Welcome to The GERM Report by Dan Graeber, a commentary on the intersection between geopolitical events and the price of oil. GERM stands for Geopolitical Energy and Risk Monitoring. Our indicator is based on the expected price volatility by the end of the current trading week.
Risk level: Orange
RED: Severe (+/- 4%) ORANGE: High (+/- 2%) YELLOW: Elevated (+/- 1%) BLUE: Guarded (+/- ½%)
THE BOOSTER SHOT
- Economic power is linked to national power.
- There’s a lesson in Keynes for national leaders.
- The bulls have more room to run.
In Washington, US President Trump has been touting the strength of the US economy. Yield inversions, late-cycle predictions and a miss on US GDP have so far not added up to the recession that many analysts feared. The economy, however, is cyclical. The economic forces of output and demand are highly volatile and erratic. This volatility can be controlled through smart policies. But as the economy is cyclical, so too is national power. And just like the economy, the trajectory of national power can only be controlled through smart policies.
The recent closure of the Houston Ship Channel, along with weather-related issues and refinery problems in the US, added support to the price of Brent. Those issues have compounded the momentum from OPEC discipline and a shortage of heavier grades of crude oil. While the United States is enjoying a prolonged production boom, the glut of light-sweet shale does little to address the loss from Venezuela. The price for Brent crude oil jumped beyond the scale of the GERM Report, gaining nearly 4.1 percent from the open on Monday.
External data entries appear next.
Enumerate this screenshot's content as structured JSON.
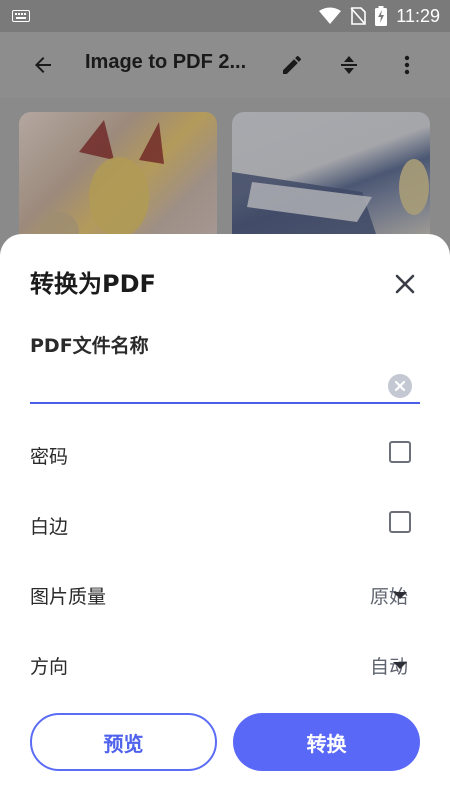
{
  "status_bar": {
    "time": "11:29",
    "icons": [
      "keyboard-icon",
      "wifi-icon",
      "no-sim-icon",
      "battery-charging-icon"
    ]
  },
  "app_bar": {
    "title": "Image to PDF 2...",
    "icons": [
      "back-arrow-icon",
      "edit-pencil-icon",
      "sort-icon",
      "more-vert-icon"
    ]
  },
  "sheet": {
    "title": "转换为PDF",
    "file_name_label": "PDF文件名称",
    "file_name_value": "",
    "rows": {
      "password": {
        "label": "密码",
        "checked": false
      },
      "white_border": {
        "label": "白边",
        "checked": false
      },
      "image_quality": {
        "label": "图片质量",
        "value": "原始"
      },
      "orientation": {
        "label": "方向",
        "value": "自动"
      }
    },
    "buttons": {
      "preview": "预览",
      "convert": "转换"
    }
  },
  "colors": {
    "accent": "#5a68f7",
    "scrim": "#8a8a8a",
    "sheet_bg": "#ffffff"
  }
}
By the end of the trading day Friday, Brent was at $70.34 per barrel, its highest level since November.
US President Donald Trump on Friday said the US economy was performing “unbelievably well.” According to him, his policies were to thank for continued strength and, under former President Obama, “the economy never got going.” Accordingly, the United States is still enjoying supremacy. Nations that enjoy relatively strong rates of economic growth have increased capabilities and thus greater influence over the international order. A nation with a strong economy is a powerful nation. Power on the international stage manifests itself as the ability to get others to do something they otherwise wouldn’t do.
In terms of foreign policy, the United States is trying to exert its power through economic sanctions. Those sanctions bite hardest on Iran, Russia and Venezuela, arguably among the world leaders when it comes to oil. The Trump administration, while working to squeeze the Islamic republic, realizes it can’t erase its oil completely. Russia, meanwhile, enjoys an enviable position among OPEC member states, sitting on the committee monitoring the production agreement supporting prices, but not formally bound by the OPEC charter.
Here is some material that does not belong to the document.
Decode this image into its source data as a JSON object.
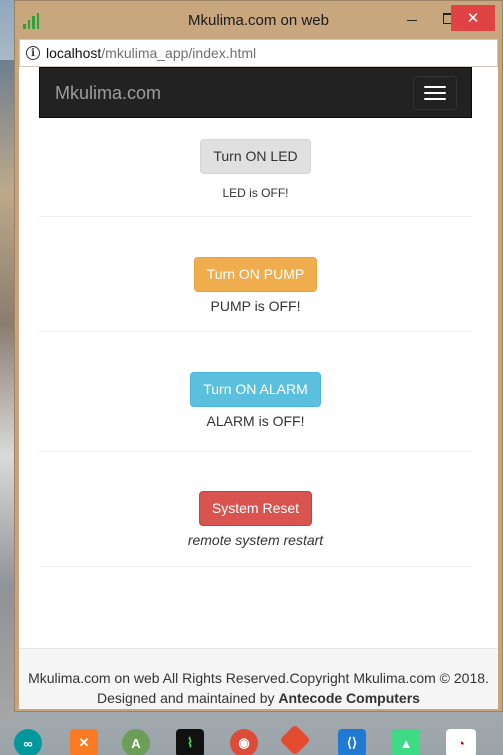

Venezuela, meanwhile, is a failed state, according to US Vice President Mike Pence. Once one of the main heavy oil suppliers to the United States, Venezuela has been leap-frogged by Mexico and Colombia. That leaves the US energy sector short of the heavy barrels that some of its refiners need. That in turn has led to seven straight weeks of an increase in retail gasoline prices. With refinery outages, flooding in the US Midwest and the brief closure of the Houston Ship Channel, US retail gasoline prices are rising faster than global crude oil prices.
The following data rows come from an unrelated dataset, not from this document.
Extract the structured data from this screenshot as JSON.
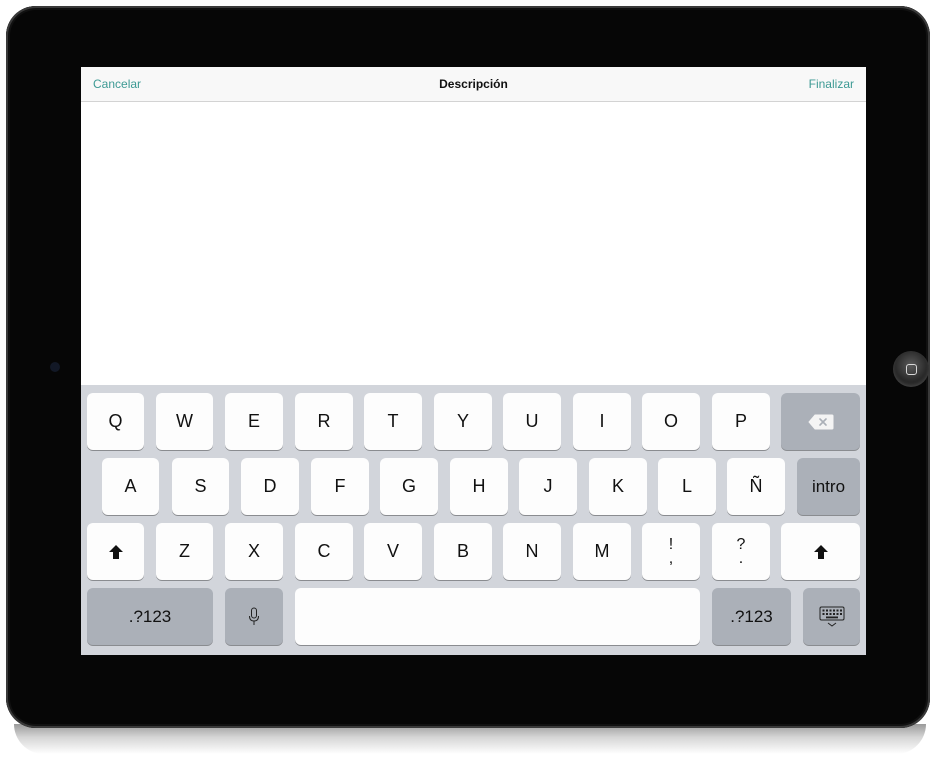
{
  "navbar": {
    "cancel_label": "Cancelar",
    "title": "Descripción",
    "done_label": "Finalizar"
  },
  "keyboard": {
    "row1": [
      "Q",
      "W",
      "E",
      "R",
      "T",
      "Y",
      "U",
      "I",
      "O",
      "P"
    ],
    "row2": [
      "A",
      "S",
      "D",
      "F",
      "G",
      "H",
      "J",
      "K",
      "L",
      "Ñ"
    ],
    "row3": [
      "Z",
      "X",
      "C",
      "V",
      "B",
      "N",
      "M"
    ],
    "punct1": {
      "top": "!",
      "bottom": ","
    },
    "punct2": {
      "top": "?",
      "bottom": "."
    },
    "return_label": "intro",
    "numbers_label": ".?123"
  },
  "colors": {
    "accent": "#3d9a94",
    "keyboard_bg": "#d2d5db",
    "key_bg": "#fdfdfd",
    "func_key_bg": "#abb0b8"
  }
}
British economist John Maynard Keynes said the forces of economic output and demand are highly volatile and erratic. This volatility can be reduced by smart monetary policy decisions by the central bank and the government. The same could be said for national power, which would be a highly volatile force without a Leviathan type figure at the helm. Economic power, meanwhile, is inextricably linked to national power. A strong economic power can not only utilize that capital to extend its influence in the global market, but also spend it on military machines. The international system has been characterized by the rise and fall of national powers and the corresponding behavior of other entities in that system.
In his theory linking national power to economic power, Charles F. Doran noted that national power, like the economy, follows a regular cycle of ascendance, maturation and decline. What a state wants to do – the way it behaves in the international community – is a function of this cycle. An ascendant state will seek to expand its position, while one in retreat will seek the safety of isolation.
On Friday, analysts at the Federal Reserve Bank of New York revised their 2019 real GDP growth forecast lower by a half percent. “We have seen a noticeable loss of momentum in the U.S. economy toward the end of last year and the start of this year, with growth of both consumer spending and business fixed investment slowing relative to their 2018 performance,” they wrote. If Washington manages its position poorly when dealing with its Iranian, Russian or Venezuelan adversaries, it could either misread its own strength or risk facilitating its own decline.
The trade week starts off with a look at the US manufacturing sector through factory orders in February. On Tuesday, we get to see how well the Mexican economy is performing by way of its year-on-year consumer price index for March. There’s a flurry of activity in Europe on Wednesday, with a rate decision and a key speech from the head of the ECB. With gasoline prices on an exponential rise in the United States, the Wednesday release of the consumer price index for March will verify whether President Trump is correct by saying there is no inflation. On Thursday, it’s China’s turn with CPI. Rounding it out for Friday, it seems rig counts are back in vogue. Finally, any deterioration in the situations in Libya or Venezuela will push oil prices higher. An Orange alert is in place this week, with crude oil prices expected to move by plus or minus 2 percent.